IN one of the beautiful old baronial castles among the mountains and lakes of Switzerland, there lived some years ago a lady whose history was told me in respectful terms by one of her faithful old servants.
It appears that the Baron de P., not content with the old family chateau, had built a modern mansion, in which he surrounded himself and his wife with all that the lust of the eye and the pride of life could furnish. But he died, and his childless widow was left alone to enjoy the fruit of his labor, and still to use for others that which she possessed. It was the testimony of all around her that her one desire was to make others happy. The poor, friends, servants, all shared her thoughtful care. She might have said with Job (ch. 29:11-12), "When the ear heard me, then it blessed me; and when the eye saw me, it gave witness to me: because I delivered the poor that cried, and the fatherless, and him that had none to help him." And yet if this dear lady could now speak to us from the presence of her Saviour, she would say, "I may have thought of others, but I myself was a Christless soul. I had not that faith without which it is impossible to please God. I was but pleasing myself; I had no other motive or object.”
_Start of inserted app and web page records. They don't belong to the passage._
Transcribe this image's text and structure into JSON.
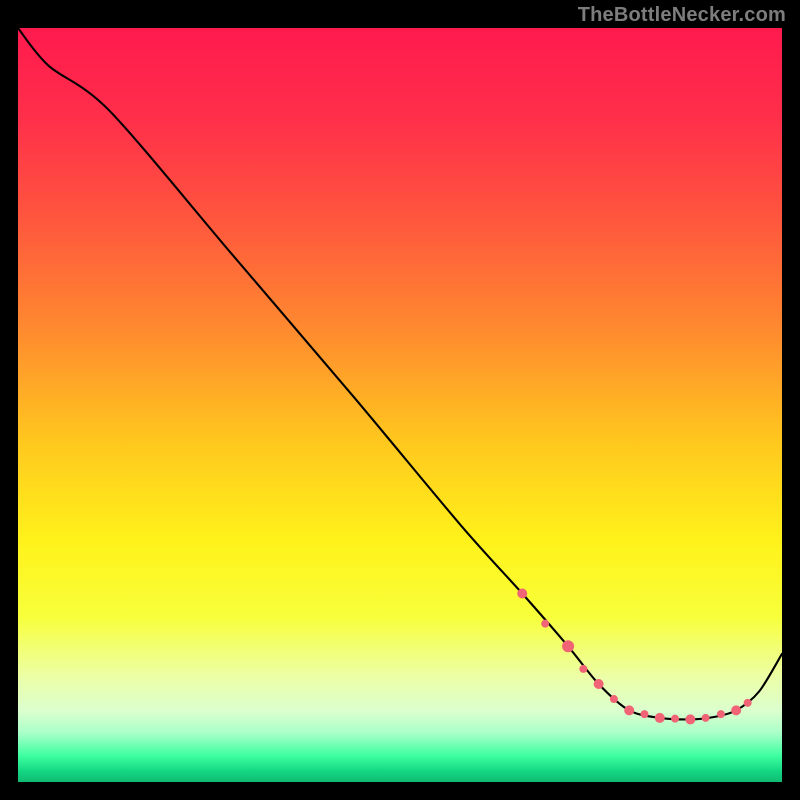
{
  "attribution": "TheBottleNecker.com",
  "colors": {
    "bg": "#000000",
    "attribution_text": "#7d7d7d",
    "curve_stroke": "#000000",
    "marker_fill": "#f06475",
    "gradient_stops": [
      {
        "offset": 0.0,
        "color": "#ff1a4e"
      },
      {
        "offset": 0.12,
        "color": "#ff2f4a"
      },
      {
        "offset": 0.25,
        "color": "#ff553e"
      },
      {
        "offset": 0.4,
        "color": "#ff8a2f"
      },
      {
        "offset": 0.55,
        "color": "#ffc81e"
      },
      {
        "offset": 0.68,
        "color": "#fff21a"
      },
      {
        "offset": 0.78,
        "color": "#f8ff3a"
      },
      {
        "offset": 0.86,
        "color": "#ecffa6"
      },
      {
        "offset": 0.905,
        "color": "#dcffce"
      },
      {
        "offset": 0.935,
        "color": "#a9ffc9"
      },
      {
        "offset": 0.965,
        "color": "#3effa0"
      },
      {
        "offset": 0.985,
        "color": "#14d884"
      },
      {
        "offset": 1.0,
        "color": "#0fba72"
      }
    ]
  },
  "chart_data": {
    "type": "line",
    "title": "",
    "xlabel": "",
    "ylabel": "",
    "xlim": [
      0,
      100
    ],
    "ylim": [
      0,
      100
    ],
    "series": [
      {
        "name": "bottleneck-curve",
        "x": [
          0,
          4,
          12,
          28,
          44,
          58,
          66,
          72,
          76,
          80,
          84,
          88,
          91,
          94,
          97,
          100
        ],
        "y": [
          100,
          95,
          89,
          70,
          51,
          34,
          25,
          18,
          13,
          9.5,
          8.5,
          8.3,
          8.6,
          9.5,
          12,
          17
        ]
      }
    ],
    "markers": {
      "name": "highlight-cluster",
      "points": [
        {
          "x": 66,
          "y": 25,
          "r": 5
        },
        {
          "x": 69,
          "y": 21,
          "r": 4
        },
        {
          "x": 72,
          "y": 18,
          "r": 6
        },
        {
          "x": 74,
          "y": 15,
          "r": 4
        },
        {
          "x": 76,
          "y": 13,
          "r": 5
        },
        {
          "x": 78,
          "y": 11,
          "r": 4
        },
        {
          "x": 80,
          "y": 9.5,
          "r": 5
        },
        {
          "x": 82,
          "y": 9,
          "r": 4
        },
        {
          "x": 84,
          "y": 8.5,
          "r": 5
        },
        {
          "x": 86,
          "y": 8.4,
          "r": 4
        },
        {
          "x": 88,
          "y": 8.3,
          "r": 5
        },
        {
          "x": 90,
          "y": 8.5,
          "r": 4
        },
        {
          "x": 92,
          "y": 9,
          "r": 4
        },
        {
          "x": 94,
          "y": 9.5,
          "r": 5
        },
        {
          "x": 95.5,
          "y": 10.5,
          "r": 4
        }
      ]
    }
  }
}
But days of broken health came. A paralytic seizure laid this amiable lady low. She did not know the God of all grace whose hand was thus preparing her for blessing. Still not a murmur escaped her lips. Servants and friends vied with one another in efforts for her ease and comfort, but in vain.
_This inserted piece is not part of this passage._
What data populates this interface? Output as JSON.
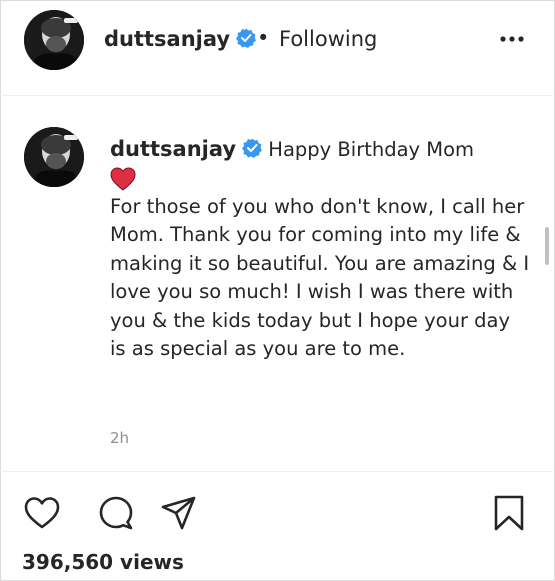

Title, fortune, favor, all were worthless now. Her mind became enfeebled; she thought that she had lost her fortune, and in the most touching way would thank her servants for ministering to her need, fancying that to them she was indebted for everything. In days of health she had been known as having a very keen appreciation of good things to eat and drink. But in the progress of her malady all sense of taste was entirely removed. This added infirmity only drew forth the quiet remark, "God has taken everything from me now.”
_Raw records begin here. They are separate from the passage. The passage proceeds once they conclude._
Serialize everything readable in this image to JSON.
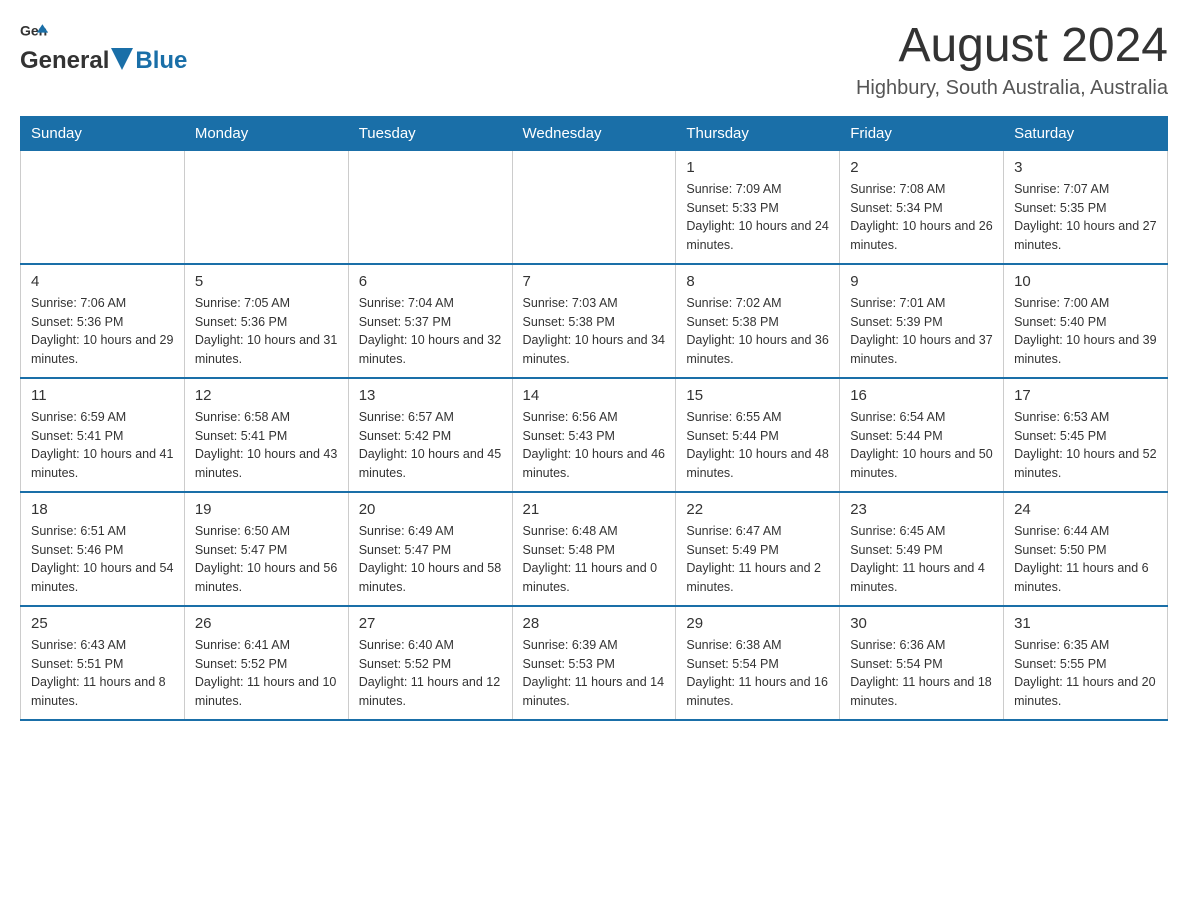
{
  "header": {
    "logo_general": "General",
    "logo_blue": "Blue",
    "month_title": "August 2024",
    "location": "Highbury, South Australia, Australia"
  },
  "weekdays": [
    "Sunday",
    "Monday",
    "Tuesday",
    "Wednesday",
    "Thursday",
    "Friday",
    "Saturday"
  ],
  "weeks": [
    [
      {
        "day": "",
        "info": ""
      },
      {
        "day": "",
        "info": ""
      },
      {
        "day": "",
        "info": ""
      },
      {
        "day": "",
        "info": ""
      },
      {
        "day": "1",
        "info": "Sunrise: 7:09 AM\nSunset: 5:33 PM\nDaylight: 10 hours and 24 minutes."
      },
      {
        "day": "2",
        "info": "Sunrise: 7:08 AM\nSunset: 5:34 PM\nDaylight: 10 hours and 26 minutes."
      },
      {
        "day": "3",
        "info": "Sunrise: 7:07 AM\nSunset: 5:35 PM\nDaylight: 10 hours and 27 minutes."
      }
    ],
    [
      {
        "day": "4",
        "info": "Sunrise: 7:06 AM\nSunset: 5:36 PM\nDaylight: 10 hours and 29 minutes."
      },
      {
        "day": "5",
        "info": "Sunrise: 7:05 AM\nSunset: 5:36 PM\nDaylight: 10 hours and 31 minutes."
      },
      {
        "day": "6",
        "info": "Sunrise: 7:04 AM\nSunset: 5:37 PM\nDaylight: 10 hours and 32 minutes."
      },
      {
        "day": "7",
        "info": "Sunrise: 7:03 AM\nSunset: 5:38 PM\nDaylight: 10 hours and 34 minutes."
      },
      {
        "day": "8",
        "info": "Sunrise: 7:02 AM\nSunset: 5:38 PM\nDaylight: 10 hours and 36 minutes."
      },
      {
        "day": "9",
        "info": "Sunrise: 7:01 AM\nSunset: 5:39 PM\nDaylight: 10 hours and 37 minutes."
      },
      {
        "day": "10",
        "info": "Sunrise: 7:00 AM\nSunset: 5:40 PM\nDaylight: 10 hours and 39 minutes."
      }
    ],
    [
      {
        "day": "11",
        "info": "Sunrise: 6:59 AM\nSunset: 5:41 PM\nDaylight: 10 hours and 41 minutes."
      },
      {
        "day": "12",
        "info": "Sunrise: 6:58 AM\nSunset: 5:41 PM\nDaylight: 10 hours and 43 minutes."
      },
      {
        "day": "13",
        "info": "Sunrise: 6:57 AM\nSunset: 5:42 PM\nDaylight: 10 hours and 45 minutes."
      },
      {
        "day": "14",
        "info": "Sunrise: 6:56 AM\nSunset: 5:43 PM\nDaylight: 10 hours and 46 minutes."
      },
      {
        "day": "15",
        "info": "Sunrise: 6:55 AM\nSunset: 5:44 PM\nDaylight: 10 hours and 48 minutes."
      },
      {
        "day": "16",
        "info": "Sunrise: 6:54 AM\nSunset: 5:44 PM\nDaylight: 10 hours and 50 minutes."
      },
      {
        "day": "17",
        "info": "Sunrise: 6:53 AM\nSunset: 5:45 PM\nDaylight: 10 hours and 52 minutes."
      }
    ],
    [
      {
        "day": "18",
        "info": "Sunrise: 6:51 AM\nSunset: 5:46 PM\nDaylight: 10 hours and 54 minutes."
      },
      {
        "day": "19",
        "info": "Sunrise: 6:50 AM\nSunset: 5:47 PM\nDaylight: 10 hours and 56 minutes."
      },
      {
        "day": "20",
        "info": "Sunrise: 6:49 AM\nSunset: 5:47 PM\nDaylight: 10 hours and 58 minutes."
      },
      {
        "day": "21",
        "info": "Sunrise: 6:48 AM\nSunset: 5:48 PM\nDaylight: 11 hours and 0 minutes."
      },
      {
        "day": "22",
        "info": "Sunrise: 6:47 AM\nSunset: 5:49 PM\nDaylight: 11 hours and 2 minutes."
      },
      {
        "day": "23",
        "info": "Sunrise: 6:45 AM\nSunset: 5:49 PM\nDaylight: 11 hours and 4 minutes."
      },
      {
        "day": "24",
        "info": "Sunrise: 6:44 AM\nSunset: 5:50 PM\nDaylight: 11 hours and 6 minutes."
      }
    ],
    [
      {
        "day": "25",
        "info": "Sunrise: 6:43 AM\nSunset: 5:51 PM\nDaylight: 11 hours and 8 minutes."
      },
      {
        "day": "26",
        "info": "Sunrise: 6:41 AM\nSunset: 5:52 PM\nDaylight: 11 hours and 10 minutes."
      },
      {
        "day": "27",
        "info": "Sunrise: 6:40 AM\nSunset: 5:52 PM\nDaylight: 11 hours and 12 minutes."
      },
      {
        "day": "28",
        "info": "Sunrise: 6:39 AM\nSunset: 5:53 PM\nDaylight: 11 hours and 14 minutes."
      },
      {
        "day": "29",
        "info": "Sunrise: 6:38 AM\nSunset: 5:54 PM\nDaylight: 11 hours and 16 minutes."
      },
      {
        "day": "30",
        "info": "Sunrise: 6:36 AM\nSunset: 5:54 PM\nDaylight: 11 hours and 18 minutes."
      },
      {
        "day": "31",
        "info": "Sunrise: 6:35 AM\nSunset: 5:55 PM\nDaylight: 11 hours and 20 minutes."
      }
    ]
  ]
}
The servant who told the story, her own special attendant, had long been a happy child of God, and was earnestly looking to the Lord to reveal Himself to this precious soul. And His time came. One day, watching by the couch of her mistress, how rejoiced she was to hear the request to be told a verse in the Bible which speaks of being saved by faith in Christ alone. The Holy Spirit had surely been working in her soul a sense of her need. Gladly her faithful maid repeated, "This is a faithful saying, and worthy of all acceptation, that Christ Jesus came into the world to save sinners.”
“Oh," she replied, "that is enough; I am the sinner, and Jesus is my Saviour.”
Three weeks more of weakness and suffering, but of unclouded peace and joy, and she passed away to be forever with Him who had loved her and given Himself for her, and who had sought her to be, if not long for a witness to Him here on earth, a witness throughout the ages to come, to the exceeding riches of the grace of God, in His kindness towards us through Christ Jesus.
“Wisdom is a defense (or 'shadow,' marginal reading), and money is a defense; but the excellency of knowledge is, that wisdom giveth life to them that have it.”
BE content to wade through the waters betwixt you and glory with Christ, holding His hand fast, for He knoweth all the fords you may sink under; you cannot drown being in His company.—Extracted.